- Limit exposure — Ticks tend to favor tall grass, low brush areas and woods. Avoiding these types of
terrain is best but keeping the dog on leash would suffice as well. If your property abuts areas of forest
preserves, etc. fencing off the yard would be useful to limit exposure. Keeping high brush areas mowed
or otherwise kept low is another approach. House infestations can result from bringing firewood into the
- Treat your yard — There are commercially available yard sprays containing permethrin which kill ticks on contact and degrade fairly quickly. Follow the manufacturer’s directions. Most are very safe once they dry. Local pesticide companies are another source of products and services.

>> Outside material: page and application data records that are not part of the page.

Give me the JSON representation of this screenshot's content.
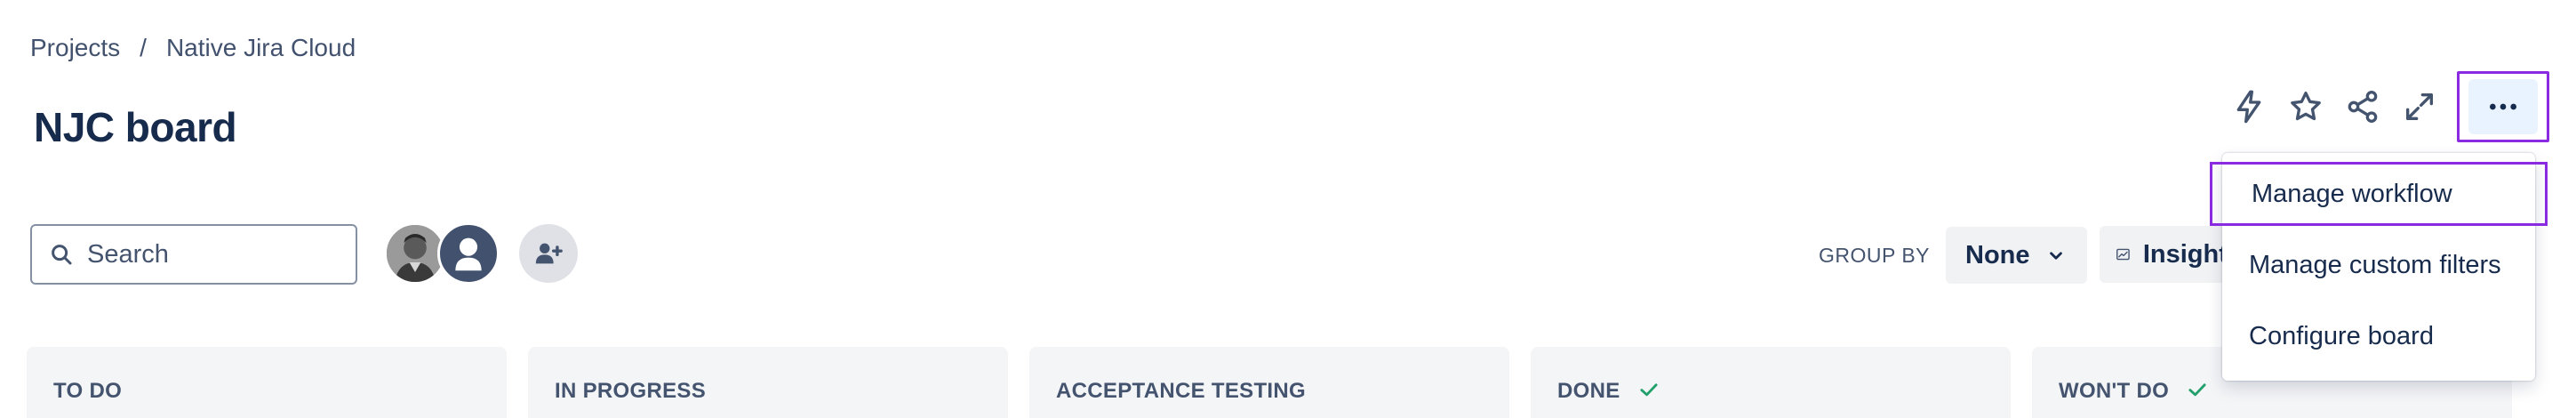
{
  "breadcrumb": {
    "items": [
      "Projects",
      "Native Jira Cloud"
    ],
    "separator": "/"
  },
  "page": {
    "title": "NJC board"
  },
  "header_actions": {
    "icons": [
      "lightning-icon",
      "star-icon",
      "share-icon",
      "expand-icon",
      "more-icon"
    ]
  },
  "toolbar": {
    "search_placeholder": "Search",
    "group_by_label": "GROUP BY",
    "group_by_value": "None",
    "insights_label": "Insights"
  },
  "columns": [
    {
      "title": "TO DO",
      "done": false
    },
    {
      "title": "IN PROGRESS",
      "done": false
    },
    {
      "title": "ACCEPTANCE TESTING",
      "done": false
    },
    {
      "title": "DONE",
      "done": true
    },
    {
      "title": "WON'T DO",
      "done": true
    }
  ],
  "menu": {
    "items": [
      "Manage workflow",
      "Manage custom filters",
      "Configure board"
    ]
  },
  "colors": {
    "highlight": "#8a2be2",
    "text": "#172b4d",
    "check": "#22a06b",
    "selected_bg": "#e9f2ff"
  }
}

- Tick control on pets — Topical products such as K9 Advantix™, Frontline Top Spot® and various flea and tick collars are effective to control ticks on animals. My favorite is K9 Advantix™ for Shar-Pei as it controls fleas, ticks and is a mosquito repellant which makes it useful in preventing West Nile disease.
K9 Advantix™ CANNOT BE USED IN CATS. Also be careful to read the label carefully when
purchasing insecticides from pet stores. Many products for dogs and cats look alike. I’ve seen several
cases of dog products being used on cats resulting in toxicity.
- Vaccination — Dogs can be vaccinated to prevent Lyme’s disease. I currently only vaccinate those
dogs at risk such as dogs with tick exposure and those that go on family vacations to Wisconsin and
northern Illinois. Certainly field dogs, search & rescue and agility dogs may also fit in this category.
Due to the lack of specific symptoms with tick-borne diseases a high index of suspicion must be maintained. The turn around time on the serological tests is often 5-7 days or longer so I will often order those tests early in the workup for a sick dog. Antibiotic therapy is often started early as well because there is often a dramatic response to these drugs in dogs with tick- borne disease. Of course the best treatment is prevention.